# [Work request]
In the data below, find every line with the string "Adapter" and pull it out.

# [Data about app and page elements]
--- START ---
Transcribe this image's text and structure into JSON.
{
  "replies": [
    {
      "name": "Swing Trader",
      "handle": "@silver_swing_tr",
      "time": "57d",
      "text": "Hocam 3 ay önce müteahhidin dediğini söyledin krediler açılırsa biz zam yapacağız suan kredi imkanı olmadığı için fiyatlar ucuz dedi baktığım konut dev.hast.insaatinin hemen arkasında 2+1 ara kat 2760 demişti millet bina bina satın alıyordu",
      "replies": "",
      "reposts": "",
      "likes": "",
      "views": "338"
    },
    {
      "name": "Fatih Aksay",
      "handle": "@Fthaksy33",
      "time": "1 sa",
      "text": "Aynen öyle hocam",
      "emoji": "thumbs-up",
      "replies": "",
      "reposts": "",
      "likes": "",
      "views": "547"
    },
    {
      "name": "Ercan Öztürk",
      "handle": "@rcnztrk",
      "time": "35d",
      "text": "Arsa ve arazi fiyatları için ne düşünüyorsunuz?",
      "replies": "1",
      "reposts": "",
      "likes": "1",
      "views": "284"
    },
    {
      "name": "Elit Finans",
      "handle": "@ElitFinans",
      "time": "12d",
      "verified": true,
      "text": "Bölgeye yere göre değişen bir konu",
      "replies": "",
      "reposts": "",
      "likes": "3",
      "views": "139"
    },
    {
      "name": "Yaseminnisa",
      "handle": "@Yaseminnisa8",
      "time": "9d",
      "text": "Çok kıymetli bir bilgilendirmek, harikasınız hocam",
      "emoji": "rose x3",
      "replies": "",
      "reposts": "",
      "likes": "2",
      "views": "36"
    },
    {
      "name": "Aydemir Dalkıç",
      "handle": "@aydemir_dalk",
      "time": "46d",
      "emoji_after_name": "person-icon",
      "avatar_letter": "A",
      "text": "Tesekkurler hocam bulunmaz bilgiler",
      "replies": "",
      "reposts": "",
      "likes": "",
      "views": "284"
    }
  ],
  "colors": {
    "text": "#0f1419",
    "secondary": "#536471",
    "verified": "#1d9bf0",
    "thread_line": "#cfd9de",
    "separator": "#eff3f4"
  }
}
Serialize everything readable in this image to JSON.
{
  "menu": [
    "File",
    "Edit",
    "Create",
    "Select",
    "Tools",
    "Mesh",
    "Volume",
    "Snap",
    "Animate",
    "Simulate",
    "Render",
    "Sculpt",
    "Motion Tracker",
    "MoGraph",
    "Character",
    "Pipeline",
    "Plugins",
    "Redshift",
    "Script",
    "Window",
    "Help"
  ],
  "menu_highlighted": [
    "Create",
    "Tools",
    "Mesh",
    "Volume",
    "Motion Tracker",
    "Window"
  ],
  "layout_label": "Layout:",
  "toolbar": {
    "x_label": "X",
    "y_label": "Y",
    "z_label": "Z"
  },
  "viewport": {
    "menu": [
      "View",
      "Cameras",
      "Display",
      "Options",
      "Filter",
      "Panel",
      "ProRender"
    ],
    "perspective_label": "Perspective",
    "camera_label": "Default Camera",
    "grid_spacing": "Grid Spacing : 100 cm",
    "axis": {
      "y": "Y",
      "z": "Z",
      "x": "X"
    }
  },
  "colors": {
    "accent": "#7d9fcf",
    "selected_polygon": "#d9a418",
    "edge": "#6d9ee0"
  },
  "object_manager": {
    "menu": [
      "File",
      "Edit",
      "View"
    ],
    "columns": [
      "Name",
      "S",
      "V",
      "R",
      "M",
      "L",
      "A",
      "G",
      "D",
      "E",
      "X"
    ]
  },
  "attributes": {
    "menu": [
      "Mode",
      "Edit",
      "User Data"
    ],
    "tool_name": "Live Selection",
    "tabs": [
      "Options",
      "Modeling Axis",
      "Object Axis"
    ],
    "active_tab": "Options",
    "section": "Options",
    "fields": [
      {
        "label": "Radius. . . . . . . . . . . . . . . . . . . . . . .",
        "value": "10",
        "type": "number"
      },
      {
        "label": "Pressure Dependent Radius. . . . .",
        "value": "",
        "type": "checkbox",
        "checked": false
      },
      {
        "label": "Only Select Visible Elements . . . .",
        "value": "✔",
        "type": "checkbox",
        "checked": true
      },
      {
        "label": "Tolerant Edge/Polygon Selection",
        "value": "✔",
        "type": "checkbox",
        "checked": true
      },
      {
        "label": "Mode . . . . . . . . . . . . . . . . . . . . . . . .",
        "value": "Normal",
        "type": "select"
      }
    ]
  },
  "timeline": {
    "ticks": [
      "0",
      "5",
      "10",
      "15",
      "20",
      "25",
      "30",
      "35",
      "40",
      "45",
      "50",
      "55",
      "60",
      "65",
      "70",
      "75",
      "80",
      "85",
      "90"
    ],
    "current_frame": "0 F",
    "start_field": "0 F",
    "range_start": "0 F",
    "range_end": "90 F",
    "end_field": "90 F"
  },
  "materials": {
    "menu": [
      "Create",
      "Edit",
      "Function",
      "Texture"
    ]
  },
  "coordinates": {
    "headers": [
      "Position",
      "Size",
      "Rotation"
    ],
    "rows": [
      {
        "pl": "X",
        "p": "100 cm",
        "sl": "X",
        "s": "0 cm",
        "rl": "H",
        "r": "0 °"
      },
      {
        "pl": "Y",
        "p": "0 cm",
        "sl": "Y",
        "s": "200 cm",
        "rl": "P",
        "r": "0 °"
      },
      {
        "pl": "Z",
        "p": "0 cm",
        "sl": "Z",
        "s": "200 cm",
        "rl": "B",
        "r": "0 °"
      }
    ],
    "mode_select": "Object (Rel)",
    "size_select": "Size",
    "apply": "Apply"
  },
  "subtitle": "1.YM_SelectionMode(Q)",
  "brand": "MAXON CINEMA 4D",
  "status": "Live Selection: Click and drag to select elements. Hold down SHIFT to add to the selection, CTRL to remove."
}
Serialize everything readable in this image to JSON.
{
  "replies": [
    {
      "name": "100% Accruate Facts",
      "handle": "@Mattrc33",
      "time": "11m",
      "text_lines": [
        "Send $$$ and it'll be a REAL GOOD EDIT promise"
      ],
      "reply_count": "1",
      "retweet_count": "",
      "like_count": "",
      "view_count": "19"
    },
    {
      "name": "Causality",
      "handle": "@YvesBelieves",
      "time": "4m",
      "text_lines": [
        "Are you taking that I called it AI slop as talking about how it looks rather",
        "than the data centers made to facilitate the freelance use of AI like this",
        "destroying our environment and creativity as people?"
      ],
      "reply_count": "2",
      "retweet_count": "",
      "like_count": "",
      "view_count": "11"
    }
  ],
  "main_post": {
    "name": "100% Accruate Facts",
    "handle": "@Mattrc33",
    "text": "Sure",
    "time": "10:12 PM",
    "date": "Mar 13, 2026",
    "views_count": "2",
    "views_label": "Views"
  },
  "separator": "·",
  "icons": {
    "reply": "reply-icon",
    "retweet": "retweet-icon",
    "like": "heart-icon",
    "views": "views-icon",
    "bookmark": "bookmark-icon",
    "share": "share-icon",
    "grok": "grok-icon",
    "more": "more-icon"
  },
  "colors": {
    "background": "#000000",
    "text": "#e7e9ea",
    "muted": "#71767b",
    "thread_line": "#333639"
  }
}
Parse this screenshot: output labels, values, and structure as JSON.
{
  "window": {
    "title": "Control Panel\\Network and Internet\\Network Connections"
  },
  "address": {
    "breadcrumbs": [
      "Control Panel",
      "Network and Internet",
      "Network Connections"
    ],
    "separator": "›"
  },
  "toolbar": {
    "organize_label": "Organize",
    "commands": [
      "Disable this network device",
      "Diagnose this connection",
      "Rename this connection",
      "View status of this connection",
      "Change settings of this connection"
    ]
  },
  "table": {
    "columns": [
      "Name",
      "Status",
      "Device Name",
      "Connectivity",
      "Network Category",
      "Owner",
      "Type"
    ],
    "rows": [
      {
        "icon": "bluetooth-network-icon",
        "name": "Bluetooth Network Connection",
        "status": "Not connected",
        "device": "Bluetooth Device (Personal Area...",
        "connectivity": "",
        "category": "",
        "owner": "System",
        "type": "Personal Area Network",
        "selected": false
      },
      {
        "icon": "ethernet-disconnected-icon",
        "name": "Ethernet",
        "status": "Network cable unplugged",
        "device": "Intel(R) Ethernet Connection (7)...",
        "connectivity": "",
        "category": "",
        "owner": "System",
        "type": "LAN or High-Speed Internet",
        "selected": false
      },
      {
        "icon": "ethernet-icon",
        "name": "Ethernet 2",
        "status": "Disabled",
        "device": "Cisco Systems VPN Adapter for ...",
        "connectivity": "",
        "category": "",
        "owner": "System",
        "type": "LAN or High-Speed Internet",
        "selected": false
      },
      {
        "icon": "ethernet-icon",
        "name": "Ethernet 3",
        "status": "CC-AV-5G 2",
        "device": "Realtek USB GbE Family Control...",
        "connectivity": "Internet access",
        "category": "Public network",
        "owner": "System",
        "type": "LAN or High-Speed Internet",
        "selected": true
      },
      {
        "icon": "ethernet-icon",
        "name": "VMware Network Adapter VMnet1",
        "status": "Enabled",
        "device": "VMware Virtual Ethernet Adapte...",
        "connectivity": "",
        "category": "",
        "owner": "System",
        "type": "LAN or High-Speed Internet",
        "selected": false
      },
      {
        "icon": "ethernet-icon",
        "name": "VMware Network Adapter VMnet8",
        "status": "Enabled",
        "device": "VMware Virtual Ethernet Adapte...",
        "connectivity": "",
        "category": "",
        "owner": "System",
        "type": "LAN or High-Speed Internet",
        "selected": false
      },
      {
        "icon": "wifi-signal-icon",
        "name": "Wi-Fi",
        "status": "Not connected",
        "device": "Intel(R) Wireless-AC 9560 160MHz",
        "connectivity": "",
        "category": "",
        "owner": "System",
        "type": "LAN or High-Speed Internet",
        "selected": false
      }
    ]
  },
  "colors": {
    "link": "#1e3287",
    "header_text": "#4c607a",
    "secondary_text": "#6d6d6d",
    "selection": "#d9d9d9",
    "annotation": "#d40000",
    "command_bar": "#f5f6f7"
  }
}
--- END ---
# [Result]
        "device": "Cisco Systems VPN Adapter for ...",
        "name": "VMware Network Adapter VMnet1",
        "name": "VMware Network Adapter VMnet8",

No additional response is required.